_Task directions_
The answer must be the data, repeated exactly.

= = = =

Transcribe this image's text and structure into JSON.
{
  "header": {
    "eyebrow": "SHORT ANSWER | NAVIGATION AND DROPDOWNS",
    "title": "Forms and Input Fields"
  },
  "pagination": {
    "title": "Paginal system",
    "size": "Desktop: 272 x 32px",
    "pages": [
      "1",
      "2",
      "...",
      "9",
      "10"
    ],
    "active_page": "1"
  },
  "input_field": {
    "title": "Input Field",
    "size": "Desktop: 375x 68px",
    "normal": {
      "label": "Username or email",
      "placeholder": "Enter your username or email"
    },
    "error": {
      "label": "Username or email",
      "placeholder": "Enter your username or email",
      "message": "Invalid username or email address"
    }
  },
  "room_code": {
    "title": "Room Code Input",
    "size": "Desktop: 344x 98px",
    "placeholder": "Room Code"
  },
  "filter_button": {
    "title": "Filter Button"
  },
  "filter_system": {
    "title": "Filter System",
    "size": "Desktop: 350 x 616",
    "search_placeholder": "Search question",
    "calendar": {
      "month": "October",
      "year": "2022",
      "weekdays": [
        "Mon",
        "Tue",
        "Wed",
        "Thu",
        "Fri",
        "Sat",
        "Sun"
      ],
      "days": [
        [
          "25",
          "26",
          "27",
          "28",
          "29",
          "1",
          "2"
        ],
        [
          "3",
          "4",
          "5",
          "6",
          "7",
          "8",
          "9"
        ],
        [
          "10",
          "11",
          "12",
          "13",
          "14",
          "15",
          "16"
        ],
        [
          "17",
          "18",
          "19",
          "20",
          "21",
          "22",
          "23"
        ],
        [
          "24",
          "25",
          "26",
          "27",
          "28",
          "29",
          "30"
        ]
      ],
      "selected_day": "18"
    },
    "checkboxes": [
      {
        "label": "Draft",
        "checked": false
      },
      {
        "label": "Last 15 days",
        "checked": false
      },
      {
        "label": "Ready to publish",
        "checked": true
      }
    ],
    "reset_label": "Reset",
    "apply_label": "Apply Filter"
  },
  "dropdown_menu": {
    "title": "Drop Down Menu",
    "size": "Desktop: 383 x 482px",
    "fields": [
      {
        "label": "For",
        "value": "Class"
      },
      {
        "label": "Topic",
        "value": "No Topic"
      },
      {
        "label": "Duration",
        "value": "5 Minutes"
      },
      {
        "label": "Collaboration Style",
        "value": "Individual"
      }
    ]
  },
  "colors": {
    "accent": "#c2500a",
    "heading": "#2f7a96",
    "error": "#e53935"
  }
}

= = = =

_Answer to the exercise_
Transcribe this image's text and structure into JSON.
{
  "header": {
    "eyebrow": "SHORT ANSWER | NAVIGATION AND DROPDOWNS",
    "title": "Forms and Input Fields"
  },
  "pagination": {
    "title": "Paginal system",
    "size": "Desktop: 272 x 32px",
    "pages": [
      "1",
      "2",
      "...",
      "9",
      "10"
    ],
    "active_page": "1"
  },
  "input_field": {
    "title": "Input Field",
    "size": "Desktop: 375x 68px",
    "normal": {
      "label": "Username or email",
      "placeholder": "Enter your username or email"
    },
    "error": {
      "label": "Username or email",
      "placeholder": "Enter your username or email",
      "message": "Invalid username or email address"
    }
  },
  "room_code": {
    "title": "Room Code Input",
    "size": "Desktop: 344x 98px",
    "placeholder": "Room Code"
  },
  "filter_button": {
    "title": "Filter Button"
  },
  "filter_system": {
    "title": "Filter System",
    "size": "Desktop: 350 x 616",
    "search_placeholder": "Search question",
    "calendar": {
      "month": "October",
      "year": "2022",
      "weekdays": [
        "Mon",
        "Tue",
        "Wed",
        "Thu",
        "Fri",
        "Sat",
        "Sun"
      ],
      "days": [
        [
          "25",
          "26",
          "27",
          "28",
          "29",
          "1",
          "2"
        ],
        [
          "3",
          "4",
          "5",
          "6",
          "7",
          "8",
          "9"
        ],
        [
          "10",
          "11",
          "12",
          "13",
          "14",
          "15",
          "16"
        ],
        [
          "17",
          "18",
          "19",
          "20",
          "21",
          "22",
          "23"
        ],
        [
          "24",
          "25",
          "26",
          "27",
          "28",
          "29",
          "30"
        ]
      ],
      "selected_day": "18"
    },
    "checkboxes": [
      {
        "label": "Draft",
        "checked": false
      },
      {
        "label": "Last 15 days",
        "checked": false
      },
      {
        "label": "Ready to publish",
        "checked": true
      }
    ],
    "reset_label": "Reset",
    "apply_label": "Apply Filter"
  },
  "dropdown_menu": {
    "title": "Drop Down Menu",
    "size": "Desktop: 383 x 482px",
    "fields": [
      {
        "label": "For",
        "value": "Class"
      },
      {
        "label": "Topic",
        "value": "No Topic"
      },
      {
        "label": "Duration",
        "value": "5 Minutes"
      },
      {
        "label": "Collaboration Style",
        "value": "Individual"
      }
    ]
  },
  "colors": {
    "accent": "#c2500a",
    "heading": "#2f7a96",
    "error": "#e53935"
  }
}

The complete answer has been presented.